2nd Workshop Neurogenetics in Germany, Munich, October 19-21, 1995
In contrast to the increasing neurogenetic data on human gliomas, little is known on their cellular physiological properties. We investigated the potential of these cells to respond to ligands specific or prevailing in the central nervous system. With the aid of a laser scanning microscope, intracellular Ca2+ signalling (using the fluorescent dye Fluo-3) was used as a screening system for neuroligand receptors. Cells in primary culture from five glioblastomas, three astrocytomas, three oligodendrogliomas, and one neurocytoma were tested for their responsiveness to 0.1 mM of ATP, histamine, serotonin, norepinephrine, substance P, glutamate, GABA, and 0.01 mM of angiotensin II and bradykinin, and 50 mM K+ as a mean to induce membrane depolarization and thus detect the presence of voltage gated Ca2+ channels. The response pattern in astrocytoma and glioblastoma cells was similar, however, individual cells were more heterogeneous. Sensitivity was high to histamine and ATP, and lower or negative to the other ligands. The oligodendrogliomas differed from astroglial tumors in that (i) cells were not as responsive to ATP and showed virtually no reactions to glutamate, GABA, membrane depolarization or norepinephrine, and (ii) individual cells exhibited a more uniform response pattern. All neurocytoma cells showed a calcium increase after membrane depolarization indicating the presence of voltage gated Ca2+ channels, in contrast to oligodendroglial and most astrocytic tumors. Our results indicate that the different types of gliomas can be distinguished from each other and from neurocytoma by their repertoire of receptors coupled to calcium signalling. Moreover, we consider histamine the most promising candidate as a receptive element for modulating tumor cell properties.
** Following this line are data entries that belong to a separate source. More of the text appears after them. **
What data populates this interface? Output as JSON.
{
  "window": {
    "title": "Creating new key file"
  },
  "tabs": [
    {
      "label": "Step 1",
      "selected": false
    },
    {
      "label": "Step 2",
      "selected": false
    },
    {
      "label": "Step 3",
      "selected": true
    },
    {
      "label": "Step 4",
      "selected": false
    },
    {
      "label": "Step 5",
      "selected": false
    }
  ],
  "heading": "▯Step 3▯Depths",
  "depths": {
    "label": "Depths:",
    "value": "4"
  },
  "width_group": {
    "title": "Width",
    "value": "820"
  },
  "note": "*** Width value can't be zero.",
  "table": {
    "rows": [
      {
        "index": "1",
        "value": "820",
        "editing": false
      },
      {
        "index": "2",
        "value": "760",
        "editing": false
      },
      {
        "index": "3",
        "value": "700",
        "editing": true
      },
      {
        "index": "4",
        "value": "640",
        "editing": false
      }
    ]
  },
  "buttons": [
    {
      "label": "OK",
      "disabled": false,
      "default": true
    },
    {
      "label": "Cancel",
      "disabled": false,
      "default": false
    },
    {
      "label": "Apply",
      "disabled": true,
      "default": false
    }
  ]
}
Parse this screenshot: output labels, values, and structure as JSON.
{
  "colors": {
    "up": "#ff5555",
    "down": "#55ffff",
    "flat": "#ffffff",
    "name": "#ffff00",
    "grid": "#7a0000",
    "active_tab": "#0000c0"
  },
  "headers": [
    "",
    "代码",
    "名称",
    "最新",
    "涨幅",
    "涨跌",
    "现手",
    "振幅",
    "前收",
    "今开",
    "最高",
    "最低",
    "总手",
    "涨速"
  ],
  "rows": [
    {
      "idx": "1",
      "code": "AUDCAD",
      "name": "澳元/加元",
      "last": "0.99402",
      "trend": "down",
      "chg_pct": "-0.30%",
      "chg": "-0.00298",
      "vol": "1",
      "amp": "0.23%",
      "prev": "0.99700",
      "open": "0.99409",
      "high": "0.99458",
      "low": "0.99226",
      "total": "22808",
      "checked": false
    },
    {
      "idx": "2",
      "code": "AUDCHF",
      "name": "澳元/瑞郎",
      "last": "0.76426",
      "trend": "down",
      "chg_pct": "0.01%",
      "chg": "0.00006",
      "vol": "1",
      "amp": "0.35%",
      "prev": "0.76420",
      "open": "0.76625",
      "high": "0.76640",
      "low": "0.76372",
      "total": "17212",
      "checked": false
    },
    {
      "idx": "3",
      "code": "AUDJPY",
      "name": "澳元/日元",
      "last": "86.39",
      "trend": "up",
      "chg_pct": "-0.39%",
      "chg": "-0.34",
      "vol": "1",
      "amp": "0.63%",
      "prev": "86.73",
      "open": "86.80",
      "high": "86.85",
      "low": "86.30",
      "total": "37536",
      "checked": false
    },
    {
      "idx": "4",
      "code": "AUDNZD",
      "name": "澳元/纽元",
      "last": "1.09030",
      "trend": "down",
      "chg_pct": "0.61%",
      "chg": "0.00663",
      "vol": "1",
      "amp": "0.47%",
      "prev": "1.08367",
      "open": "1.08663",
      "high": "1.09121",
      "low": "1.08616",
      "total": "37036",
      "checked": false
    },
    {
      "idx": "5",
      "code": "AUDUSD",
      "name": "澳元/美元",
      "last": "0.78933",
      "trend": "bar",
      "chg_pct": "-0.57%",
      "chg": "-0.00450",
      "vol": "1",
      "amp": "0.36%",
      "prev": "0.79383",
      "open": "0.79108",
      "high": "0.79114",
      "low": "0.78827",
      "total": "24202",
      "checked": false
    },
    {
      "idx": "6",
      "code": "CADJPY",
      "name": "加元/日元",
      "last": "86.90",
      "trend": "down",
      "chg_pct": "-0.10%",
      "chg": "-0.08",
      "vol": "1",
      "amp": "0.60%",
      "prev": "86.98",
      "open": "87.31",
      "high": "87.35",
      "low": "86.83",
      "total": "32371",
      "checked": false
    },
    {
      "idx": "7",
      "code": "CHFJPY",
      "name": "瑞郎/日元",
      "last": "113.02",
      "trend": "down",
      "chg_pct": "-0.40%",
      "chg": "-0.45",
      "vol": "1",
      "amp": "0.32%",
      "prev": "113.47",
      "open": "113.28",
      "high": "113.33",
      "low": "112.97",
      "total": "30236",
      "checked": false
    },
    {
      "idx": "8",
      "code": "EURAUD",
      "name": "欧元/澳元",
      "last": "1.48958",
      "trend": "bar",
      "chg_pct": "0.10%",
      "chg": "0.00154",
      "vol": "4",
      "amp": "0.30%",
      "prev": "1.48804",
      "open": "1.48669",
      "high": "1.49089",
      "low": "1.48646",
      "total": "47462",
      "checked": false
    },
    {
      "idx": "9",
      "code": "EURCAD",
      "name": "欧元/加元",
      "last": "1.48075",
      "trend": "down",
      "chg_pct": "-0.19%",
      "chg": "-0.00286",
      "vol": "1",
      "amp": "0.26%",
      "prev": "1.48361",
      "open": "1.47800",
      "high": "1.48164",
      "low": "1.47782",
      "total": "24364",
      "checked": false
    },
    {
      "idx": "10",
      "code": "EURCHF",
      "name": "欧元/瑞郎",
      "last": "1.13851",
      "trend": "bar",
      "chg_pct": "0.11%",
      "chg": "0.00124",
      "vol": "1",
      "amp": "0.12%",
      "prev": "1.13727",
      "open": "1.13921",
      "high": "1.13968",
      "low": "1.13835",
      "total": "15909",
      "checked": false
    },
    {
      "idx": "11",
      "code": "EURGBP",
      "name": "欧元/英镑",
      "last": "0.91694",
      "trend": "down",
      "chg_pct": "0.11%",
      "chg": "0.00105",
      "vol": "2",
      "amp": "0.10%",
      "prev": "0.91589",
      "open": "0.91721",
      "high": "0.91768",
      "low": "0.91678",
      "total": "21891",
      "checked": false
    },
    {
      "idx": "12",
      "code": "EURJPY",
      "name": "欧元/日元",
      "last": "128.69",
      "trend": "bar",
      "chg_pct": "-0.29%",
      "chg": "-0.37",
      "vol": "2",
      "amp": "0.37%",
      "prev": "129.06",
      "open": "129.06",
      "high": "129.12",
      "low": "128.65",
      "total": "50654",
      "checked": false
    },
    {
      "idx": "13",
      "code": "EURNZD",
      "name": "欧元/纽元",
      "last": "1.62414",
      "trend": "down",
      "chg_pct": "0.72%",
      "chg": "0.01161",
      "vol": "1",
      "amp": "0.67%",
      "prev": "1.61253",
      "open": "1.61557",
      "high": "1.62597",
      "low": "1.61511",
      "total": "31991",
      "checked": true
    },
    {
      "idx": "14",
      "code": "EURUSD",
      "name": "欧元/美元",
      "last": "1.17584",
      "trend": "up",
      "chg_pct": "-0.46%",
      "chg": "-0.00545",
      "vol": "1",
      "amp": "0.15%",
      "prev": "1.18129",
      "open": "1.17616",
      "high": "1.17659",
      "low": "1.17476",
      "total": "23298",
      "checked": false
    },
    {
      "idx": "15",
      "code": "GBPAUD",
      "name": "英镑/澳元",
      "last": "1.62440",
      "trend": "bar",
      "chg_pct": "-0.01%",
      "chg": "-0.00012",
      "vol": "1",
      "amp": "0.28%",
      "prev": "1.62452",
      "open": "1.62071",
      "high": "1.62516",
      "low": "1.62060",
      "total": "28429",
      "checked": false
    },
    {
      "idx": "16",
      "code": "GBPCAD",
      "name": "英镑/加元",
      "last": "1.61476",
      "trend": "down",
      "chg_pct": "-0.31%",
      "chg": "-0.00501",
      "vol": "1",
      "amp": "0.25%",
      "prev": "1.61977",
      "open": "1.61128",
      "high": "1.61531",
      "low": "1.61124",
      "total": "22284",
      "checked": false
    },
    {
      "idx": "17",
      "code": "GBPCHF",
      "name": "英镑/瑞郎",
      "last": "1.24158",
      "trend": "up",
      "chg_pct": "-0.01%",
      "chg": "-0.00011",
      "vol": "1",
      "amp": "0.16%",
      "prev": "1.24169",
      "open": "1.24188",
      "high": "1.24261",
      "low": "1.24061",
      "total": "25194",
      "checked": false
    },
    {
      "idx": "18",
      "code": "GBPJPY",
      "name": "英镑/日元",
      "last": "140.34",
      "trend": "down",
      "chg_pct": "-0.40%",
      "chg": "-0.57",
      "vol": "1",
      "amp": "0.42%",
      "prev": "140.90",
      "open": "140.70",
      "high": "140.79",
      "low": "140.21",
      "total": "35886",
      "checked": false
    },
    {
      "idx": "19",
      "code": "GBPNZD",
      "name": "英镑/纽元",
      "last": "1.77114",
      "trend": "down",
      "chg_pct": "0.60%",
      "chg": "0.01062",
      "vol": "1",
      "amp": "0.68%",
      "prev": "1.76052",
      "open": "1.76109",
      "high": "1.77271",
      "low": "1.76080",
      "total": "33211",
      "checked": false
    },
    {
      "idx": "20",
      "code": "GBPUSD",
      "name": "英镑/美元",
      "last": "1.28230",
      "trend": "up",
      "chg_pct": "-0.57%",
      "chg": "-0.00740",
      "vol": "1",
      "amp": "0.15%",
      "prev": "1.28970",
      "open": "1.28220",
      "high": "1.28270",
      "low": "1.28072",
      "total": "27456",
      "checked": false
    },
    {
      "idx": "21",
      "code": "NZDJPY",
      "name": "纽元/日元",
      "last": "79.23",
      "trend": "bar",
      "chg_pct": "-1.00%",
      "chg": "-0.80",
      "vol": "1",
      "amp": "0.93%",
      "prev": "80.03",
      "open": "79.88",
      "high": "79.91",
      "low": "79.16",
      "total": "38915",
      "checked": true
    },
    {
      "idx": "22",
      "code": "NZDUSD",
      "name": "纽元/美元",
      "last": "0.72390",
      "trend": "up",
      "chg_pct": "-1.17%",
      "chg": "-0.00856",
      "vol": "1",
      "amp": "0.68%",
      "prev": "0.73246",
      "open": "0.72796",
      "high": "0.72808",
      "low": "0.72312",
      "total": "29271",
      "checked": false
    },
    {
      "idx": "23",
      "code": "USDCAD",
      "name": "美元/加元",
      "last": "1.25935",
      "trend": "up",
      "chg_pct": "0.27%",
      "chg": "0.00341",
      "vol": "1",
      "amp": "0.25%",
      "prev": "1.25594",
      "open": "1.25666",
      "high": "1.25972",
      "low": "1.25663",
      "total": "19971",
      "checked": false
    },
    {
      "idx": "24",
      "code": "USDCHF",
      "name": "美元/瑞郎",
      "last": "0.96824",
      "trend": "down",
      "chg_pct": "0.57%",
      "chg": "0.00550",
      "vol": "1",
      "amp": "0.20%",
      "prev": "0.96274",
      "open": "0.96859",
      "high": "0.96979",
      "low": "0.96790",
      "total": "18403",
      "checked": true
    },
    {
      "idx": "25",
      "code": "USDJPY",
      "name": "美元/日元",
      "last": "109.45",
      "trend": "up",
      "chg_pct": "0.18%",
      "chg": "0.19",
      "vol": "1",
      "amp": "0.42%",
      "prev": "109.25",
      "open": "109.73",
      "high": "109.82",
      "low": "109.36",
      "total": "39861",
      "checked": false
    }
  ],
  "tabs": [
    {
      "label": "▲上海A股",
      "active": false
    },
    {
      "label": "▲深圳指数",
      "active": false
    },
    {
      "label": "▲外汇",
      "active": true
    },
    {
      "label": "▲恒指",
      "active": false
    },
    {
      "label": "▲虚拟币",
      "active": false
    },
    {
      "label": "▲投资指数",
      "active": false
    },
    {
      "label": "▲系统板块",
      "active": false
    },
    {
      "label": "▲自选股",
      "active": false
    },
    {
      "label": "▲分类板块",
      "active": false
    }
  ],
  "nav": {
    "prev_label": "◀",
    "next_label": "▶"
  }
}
Supported by the Deutsche Forschungsgemeinschaft (Pa 519-1-1/1-2).
neurotransmitter mediated Ca2+ signalling